This post courtesy of Explore Brooklyn, an all-inclusive guide to the businesses, neighborhoods, and attractions that make Brooklyn great.
Many know of Fort Hamilton as a neighborhood in South Brooklyn, but the actual fort is both a historic monument and an active military installation providing support for the Army National Guard and Army Reserve. The site has been used for military purposes as far back as 1776 and today, it’s the last active military post in New York City.
Fort Hamilton Community Club photo by Wikipedia.

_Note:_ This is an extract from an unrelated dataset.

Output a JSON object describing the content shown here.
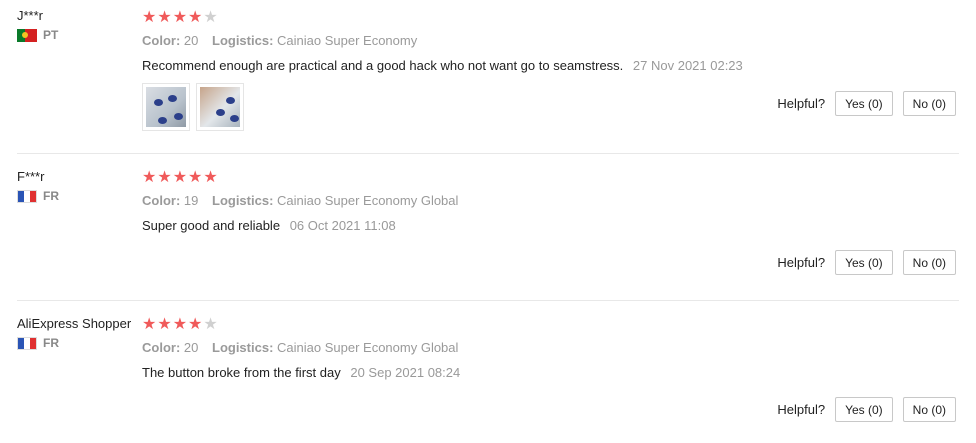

The area where Fort Hamilton stands was first used for military purposes during the Revolutionary War, when a small American battery fired from here on British troops. With the War of 1812, it became apparent that the U.S. needed more coastal protection, and the cornerstone for Fort Hamilton was set in place in 1825. The fort is named after Alexander Hamilton, the Revolutionary War officer and first Secretary of the Treasury.
At the time, the fort had two goals: “The first was to support actions against enemy warships. Its second, and equally important role, was to defend itself and the other Narrows’ forts against land-based infantry attacks. If an enemy force could not neutralize the Narrows’ forts by sea, it could attempt siege operations or a direct assault from the interior.”

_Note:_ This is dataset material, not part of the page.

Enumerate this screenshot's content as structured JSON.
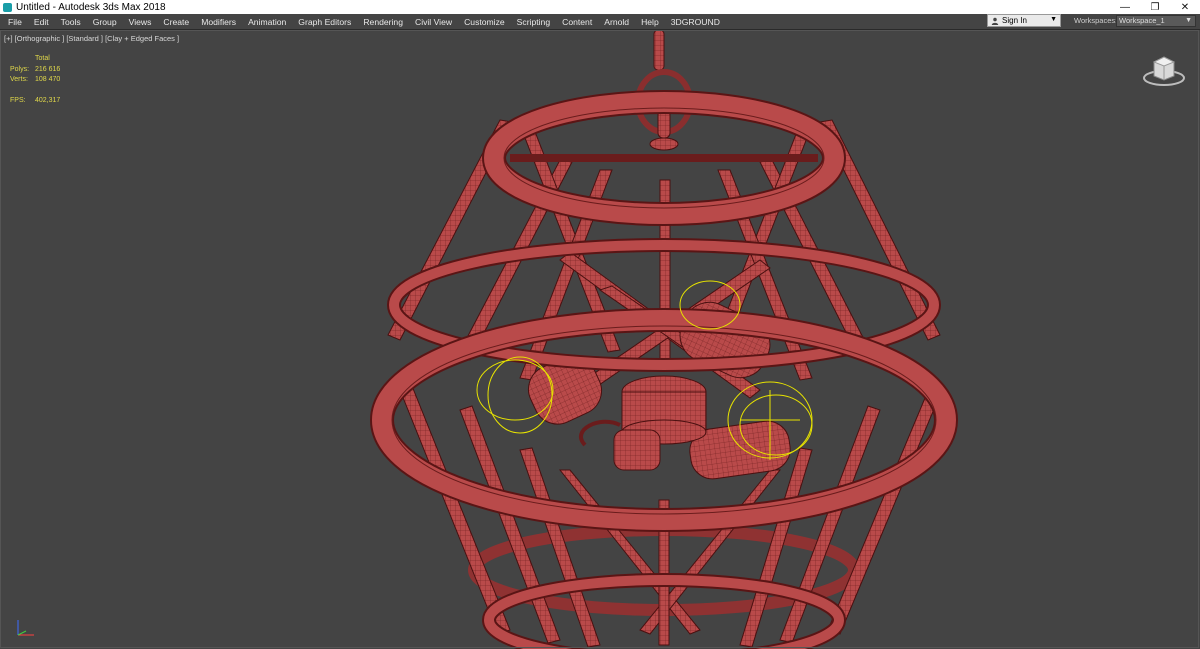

Shore at Fort Hamilton, Brooklyn, ca. 1872-1887, photo by Wikipedia
During World Wars I and II, Fort Hamilton provided coastal defense for New York City, and the fort’s location was used as a staging area for thousands of troops deploying overseas. In the 1960s, Fort Hamilton served as the home for the United States Army Chaplain and Chaplain Assistant School. Hundreds of Army and National Guard Chaplains and their assistants were trained here for active duty.
Fort Hamilton prior to World War II, photo by hamilton.army.mil

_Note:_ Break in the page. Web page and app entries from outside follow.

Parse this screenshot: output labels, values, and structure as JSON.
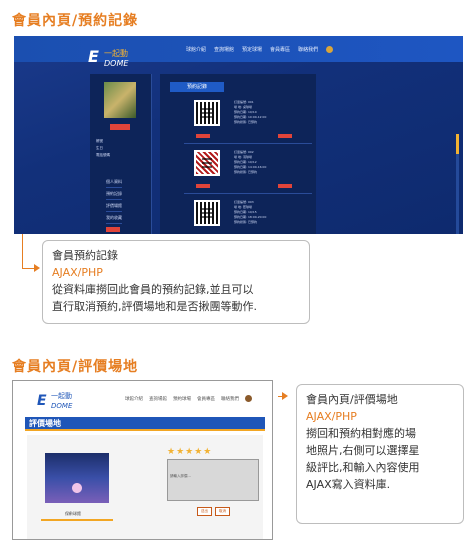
{
  "section1": {
    "heading": "會員內頁/預約記錄",
    "screenshot": {
      "logo_text": "E一起動DOME",
      "nav": [
        "球館介紹",
        "查詢場館",
        "預定球場",
        "會員專區",
        "聯絡我們"
      ],
      "profile": {
        "photo_button": "上傳",
        "info_lines": [
          "帳號",
          "生日",
          "電話號碼"
        ],
        "menu": [
          "個人資料",
          "預約記錄",
          "評價場館",
          "我的收藏"
        ],
        "logout": "登出"
      },
      "records_title": "預約記錄",
      "record_fields": [
        "訂單編號:",
        "場 地:",
        "預約日期:",
        "預約日期:",
        "預約狀態:"
      ],
      "record_values": [
        [
          "001",
          "桌球場",
          "10/10",
          "10:00-12:00",
          "已預約"
        ],
        [
          "002",
          "羽球場",
          "10/12",
          "14:00-16:00",
          "已預約"
        ],
        [
          "003",
          "籃球場",
          "10/15",
          "18:00-20:00",
          "已預約"
        ]
      ],
      "cancel_label": "取消預約",
      "rate_label": "評價場館"
    },
    "callout": {
      "title": "會員預約記錄",
      "tech": "AJAX/PHP",
      "desc_line1": "從資料庫撈回此會員的預約記錄,並且可以",
      "desc_line2": "直行取消預約,評價場地和是否揪團等動作."
    }
  },
  "section2": {
    "heading": "會員內頁/評價場地",
    "screenshot": {
      "logo_text": "E一起動DOME",
      "nav": [
        "球館介紹",
        "查詢場館",
        "預約球場",
        "會員專區",
        "聯絡我們"
      ],
      "band_title": "評價場地",
      "stars": "★★★★★",
      "comment_placeholder": "請輸入評價...",
      "photo_caption": "保齡球館",
      "submit_label": "送出",
      "cancel_label": "取消"
    },
    "callout": {
      "title": "會員內頁/評價場地",
      "tech": "AJAX/PHP",
      "desc_line1": "撈回和預約相對應的場",
      "desc_line2": "地照片,右側可以選擇星",
      "desc_line3": "級評比,和輸入內容使用",
      "desc_line4": "AJAX寫入資料庫."
    }
  }
}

Fort Hamilton has served as a staging ground for various local relief efforts, including 9/11 and Hurricane Sandy.
Harbor Defense Museum photo by harbordefensemuseum.com
Many of the historic buildings of Fort Hamilton have been demolished, especially since the construction of the Verrazano-Narrows Bridge in the 1960s. The original fort building now houses the Community Club, a private club whose dues-paying members must be past or present miltary of federal employees.
Fort Hamilton is also home to the Robert E. Lee House, where Lee resided while commander of the garrison, as well as Colonels’ Row, six historic townhouses that housed senior officers. The former caponier — a miniature fort guarding the main fort’s gate — is now the Harbor Defense Museum. The public can visit the museum, which showcases United States Army weapons, uniforms, small arms, cannons, and historic Fort Hamilton items.